At least 40 people representing 14 cooperatives and unions that produce, process and export coffee in Rwanda are being trained to meet the requirements of treating coffee products before being sent to the European buyers.
This is being done through a two days training and coaching from 15-16 October 2019, organized by the CBI programme Specialty Coffee Rwanda in the partnership with AgriProFocus Rwanda and National Agricultural Export Development Board (NAEB).
In the export training and coaching programmes, CBI helps companies get ready for exporting to the European market. It provides coaching on marketing, sales, meeting the requirements of European buyers and introduces companies to European buyer through trade fairs or sales missions.
Linking companies in coffee sector with the EU market is very important as they need collaboration with buyers so as to boost their export and act in a professional way, the AgriProFocus Rwanda Country Coordinator, Uwizeye Alex, noted.
“Selling on EU market is not easy; it’s an open market to many countries. If we meet Brazilians there, Kenyans and others countries that grow coffee, we need to be competent for our coffee to enter the supermarkets there. It requires standards in treatment of coffee from farm to the stage of consumption. This training is very crucial because learning is a process. We need them to be up to date on new technics of fighting new pests, on new technologies among others”, he said.
The participants will be supported to go to Netherlands to meet coffee business people there and build collaboration later this month. They will also attend the trade fair in Poland in 2020 so as to be well connected to European market.
NAEB Division Manager Export Market Development and Innovation, Cynthia Uwacu, said that such training is of great importance, as it focuses on capacity building that coffee growers and companies need to understand the market and buyers.

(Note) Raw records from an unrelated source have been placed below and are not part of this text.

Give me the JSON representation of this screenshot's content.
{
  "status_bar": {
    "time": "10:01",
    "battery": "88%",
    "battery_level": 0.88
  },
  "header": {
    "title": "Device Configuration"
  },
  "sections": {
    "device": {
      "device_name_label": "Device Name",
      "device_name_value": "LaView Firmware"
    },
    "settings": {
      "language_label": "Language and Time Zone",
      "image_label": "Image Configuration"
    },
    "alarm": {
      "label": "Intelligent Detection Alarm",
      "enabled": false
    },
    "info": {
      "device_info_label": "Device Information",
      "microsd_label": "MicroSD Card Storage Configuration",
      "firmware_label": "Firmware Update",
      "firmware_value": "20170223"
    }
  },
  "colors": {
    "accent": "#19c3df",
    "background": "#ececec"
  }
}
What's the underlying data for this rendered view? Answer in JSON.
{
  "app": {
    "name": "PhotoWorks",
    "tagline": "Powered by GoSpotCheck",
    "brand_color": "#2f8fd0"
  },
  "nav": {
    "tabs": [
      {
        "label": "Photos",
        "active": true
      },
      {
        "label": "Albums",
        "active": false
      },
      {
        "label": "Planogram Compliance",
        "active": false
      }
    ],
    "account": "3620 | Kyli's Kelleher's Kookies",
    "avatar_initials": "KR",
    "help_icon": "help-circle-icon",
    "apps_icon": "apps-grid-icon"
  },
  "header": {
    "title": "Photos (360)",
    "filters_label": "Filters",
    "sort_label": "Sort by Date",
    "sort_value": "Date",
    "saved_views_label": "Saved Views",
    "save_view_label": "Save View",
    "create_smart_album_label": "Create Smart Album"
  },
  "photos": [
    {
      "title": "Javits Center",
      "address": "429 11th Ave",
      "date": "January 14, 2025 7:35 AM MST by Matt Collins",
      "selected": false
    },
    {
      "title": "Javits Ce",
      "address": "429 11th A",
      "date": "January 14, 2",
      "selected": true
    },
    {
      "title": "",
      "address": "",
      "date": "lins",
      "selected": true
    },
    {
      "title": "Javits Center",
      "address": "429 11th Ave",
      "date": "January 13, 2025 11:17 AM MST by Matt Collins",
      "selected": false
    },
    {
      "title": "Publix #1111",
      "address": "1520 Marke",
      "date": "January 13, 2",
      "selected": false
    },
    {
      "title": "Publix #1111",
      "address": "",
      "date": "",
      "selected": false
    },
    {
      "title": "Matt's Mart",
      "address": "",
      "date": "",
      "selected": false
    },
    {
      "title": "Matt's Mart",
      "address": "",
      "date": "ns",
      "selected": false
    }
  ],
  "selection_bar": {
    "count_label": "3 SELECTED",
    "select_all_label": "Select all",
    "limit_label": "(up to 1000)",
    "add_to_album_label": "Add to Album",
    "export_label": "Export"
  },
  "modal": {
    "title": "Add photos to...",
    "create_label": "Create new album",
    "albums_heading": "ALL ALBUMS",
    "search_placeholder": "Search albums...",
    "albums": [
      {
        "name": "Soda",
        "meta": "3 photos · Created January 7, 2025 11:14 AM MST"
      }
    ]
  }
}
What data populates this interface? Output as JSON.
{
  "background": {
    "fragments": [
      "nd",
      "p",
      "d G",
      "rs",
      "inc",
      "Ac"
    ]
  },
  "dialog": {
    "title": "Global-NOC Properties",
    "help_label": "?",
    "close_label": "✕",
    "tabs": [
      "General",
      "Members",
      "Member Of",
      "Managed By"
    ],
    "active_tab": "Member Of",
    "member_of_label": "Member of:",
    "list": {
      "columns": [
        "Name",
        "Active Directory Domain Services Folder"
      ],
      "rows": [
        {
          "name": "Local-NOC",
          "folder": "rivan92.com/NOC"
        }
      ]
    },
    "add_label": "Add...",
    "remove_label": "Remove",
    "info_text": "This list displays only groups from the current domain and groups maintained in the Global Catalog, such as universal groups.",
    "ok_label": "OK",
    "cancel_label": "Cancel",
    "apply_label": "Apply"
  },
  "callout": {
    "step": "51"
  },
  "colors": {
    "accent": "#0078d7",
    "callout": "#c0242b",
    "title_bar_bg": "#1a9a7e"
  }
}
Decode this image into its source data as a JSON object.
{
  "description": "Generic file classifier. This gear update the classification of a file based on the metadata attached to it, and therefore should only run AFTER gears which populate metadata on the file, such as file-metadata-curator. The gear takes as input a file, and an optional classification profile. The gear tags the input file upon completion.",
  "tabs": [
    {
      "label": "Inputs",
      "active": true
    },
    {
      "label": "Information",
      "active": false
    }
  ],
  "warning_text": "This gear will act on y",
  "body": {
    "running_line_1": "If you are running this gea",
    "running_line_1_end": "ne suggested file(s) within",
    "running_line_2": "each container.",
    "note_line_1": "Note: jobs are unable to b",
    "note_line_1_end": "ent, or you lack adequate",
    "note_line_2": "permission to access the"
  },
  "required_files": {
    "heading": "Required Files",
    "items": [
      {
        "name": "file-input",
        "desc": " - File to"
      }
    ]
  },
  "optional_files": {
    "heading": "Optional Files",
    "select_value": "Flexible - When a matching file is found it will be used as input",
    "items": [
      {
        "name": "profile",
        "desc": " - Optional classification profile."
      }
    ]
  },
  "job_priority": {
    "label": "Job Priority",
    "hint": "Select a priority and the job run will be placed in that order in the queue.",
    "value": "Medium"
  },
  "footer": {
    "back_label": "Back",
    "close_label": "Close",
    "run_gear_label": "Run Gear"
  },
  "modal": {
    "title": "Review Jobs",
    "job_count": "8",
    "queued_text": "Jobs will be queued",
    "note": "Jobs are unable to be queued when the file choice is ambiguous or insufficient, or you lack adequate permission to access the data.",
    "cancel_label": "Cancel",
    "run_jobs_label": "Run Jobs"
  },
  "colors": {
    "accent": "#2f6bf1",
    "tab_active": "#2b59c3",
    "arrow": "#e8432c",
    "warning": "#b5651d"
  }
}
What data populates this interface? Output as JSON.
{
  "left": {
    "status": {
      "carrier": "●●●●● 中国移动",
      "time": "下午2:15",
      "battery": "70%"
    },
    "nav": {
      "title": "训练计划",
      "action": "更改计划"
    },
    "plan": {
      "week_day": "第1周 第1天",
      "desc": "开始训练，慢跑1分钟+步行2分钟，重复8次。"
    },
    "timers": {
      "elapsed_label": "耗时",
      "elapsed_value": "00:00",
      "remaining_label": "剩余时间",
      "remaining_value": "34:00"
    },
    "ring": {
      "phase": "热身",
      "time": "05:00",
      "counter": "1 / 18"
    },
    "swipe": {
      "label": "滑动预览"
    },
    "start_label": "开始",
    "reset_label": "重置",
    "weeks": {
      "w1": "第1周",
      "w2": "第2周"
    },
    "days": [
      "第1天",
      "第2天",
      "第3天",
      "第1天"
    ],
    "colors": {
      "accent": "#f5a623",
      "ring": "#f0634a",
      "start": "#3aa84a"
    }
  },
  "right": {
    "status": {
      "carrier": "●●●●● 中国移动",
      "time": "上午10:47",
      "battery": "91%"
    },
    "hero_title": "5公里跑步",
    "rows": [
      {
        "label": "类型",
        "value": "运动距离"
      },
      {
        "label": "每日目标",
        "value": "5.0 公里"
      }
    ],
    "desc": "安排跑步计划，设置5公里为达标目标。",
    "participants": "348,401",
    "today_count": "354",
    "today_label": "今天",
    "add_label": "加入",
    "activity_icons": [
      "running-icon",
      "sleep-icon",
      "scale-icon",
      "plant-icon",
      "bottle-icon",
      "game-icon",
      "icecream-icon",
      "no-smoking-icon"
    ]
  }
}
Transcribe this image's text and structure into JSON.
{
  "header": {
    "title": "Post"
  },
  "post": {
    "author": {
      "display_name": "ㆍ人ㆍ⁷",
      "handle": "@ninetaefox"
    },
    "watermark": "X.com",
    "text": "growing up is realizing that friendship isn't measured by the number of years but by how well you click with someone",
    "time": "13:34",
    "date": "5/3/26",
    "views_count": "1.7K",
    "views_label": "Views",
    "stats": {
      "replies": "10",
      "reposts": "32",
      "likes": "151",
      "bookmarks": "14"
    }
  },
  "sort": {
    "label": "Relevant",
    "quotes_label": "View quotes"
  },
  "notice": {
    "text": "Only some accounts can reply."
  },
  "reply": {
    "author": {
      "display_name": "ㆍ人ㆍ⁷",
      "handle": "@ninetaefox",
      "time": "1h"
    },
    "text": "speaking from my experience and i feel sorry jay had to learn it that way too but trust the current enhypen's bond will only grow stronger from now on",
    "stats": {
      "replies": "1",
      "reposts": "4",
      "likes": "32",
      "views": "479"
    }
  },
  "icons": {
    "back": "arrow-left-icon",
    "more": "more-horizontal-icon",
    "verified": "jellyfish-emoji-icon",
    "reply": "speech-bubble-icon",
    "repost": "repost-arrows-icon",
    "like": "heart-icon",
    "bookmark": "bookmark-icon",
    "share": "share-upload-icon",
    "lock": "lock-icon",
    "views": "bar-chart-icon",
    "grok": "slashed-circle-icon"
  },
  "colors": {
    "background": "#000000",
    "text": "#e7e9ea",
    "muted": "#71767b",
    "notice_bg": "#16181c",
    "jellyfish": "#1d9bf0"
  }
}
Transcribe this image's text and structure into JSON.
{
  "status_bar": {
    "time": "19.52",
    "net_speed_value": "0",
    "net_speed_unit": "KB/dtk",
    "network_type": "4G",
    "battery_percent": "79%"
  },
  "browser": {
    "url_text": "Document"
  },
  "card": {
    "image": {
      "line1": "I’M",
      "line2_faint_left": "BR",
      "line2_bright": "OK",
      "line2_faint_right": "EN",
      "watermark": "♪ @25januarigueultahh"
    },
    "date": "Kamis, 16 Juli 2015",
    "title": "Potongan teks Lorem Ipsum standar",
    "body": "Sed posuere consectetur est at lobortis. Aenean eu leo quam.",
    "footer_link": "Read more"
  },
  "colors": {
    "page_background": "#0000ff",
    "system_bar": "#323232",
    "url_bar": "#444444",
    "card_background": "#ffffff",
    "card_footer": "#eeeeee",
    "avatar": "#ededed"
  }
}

Ngarambe Axel, the Quality Control and Marketing Officer of Teuscher Invest Ltd whose brand is Kivubelt Coffee, in Nyamasheke District, said they will benefit from the training.
“Sometimes for our products to be sold there were middlemen but through the skills we get from this training we can sell ourselves all our coffee. We shall reach the buyers from diverse markets, for example if we used to sell at the American market, now we are going to reach the European one. Normally only few people in Rwanda were selling on this market.”
While others sell a big volume, Rwandans sell the good quality with the small volume which was hard to enter European market due to the high price to cover the expenses. Once Rwandan coffee is introduced on the European market it will be known and perhaps bought on that price, Ngarambe explained.
Rwanda’s total exports earnings in 2018 grew to $995.7m from 943.5 million in 2017 with the volume of exports growing by 17 per cent to 742,300 tons, according to the Monetary Policy and Financial Stability Statement of February 2019.
Statistics of the National Agricultural Exports Board show that Rwanda’s coffee export revenues increased to more than $ 69 million in 2018 from around $ 64 million the previous year.
The Rwanda export to EU is estimated at $ 37 million (2016). CBI targets at adding EUR 3 million to coffee exports, creating 75 new jobs by supporting 14 coffee enterprises and act on climate adaptation, youth employment, gender and decent jobs.
CBI, the Centre for the Promotion of Imports from developing countries, contributes to sustainable and inclusive economic development in developing countries through the expansion of exports from these countries to Europe. It was established in 1971.
AgriProFocus brings together farmers, agribusinesses, civil society, knowledge institutes and governments for cultivating collaboration through linking, learning and leadership. It is operating in Rwand for nine years.
By Emmanuel Kanamugire3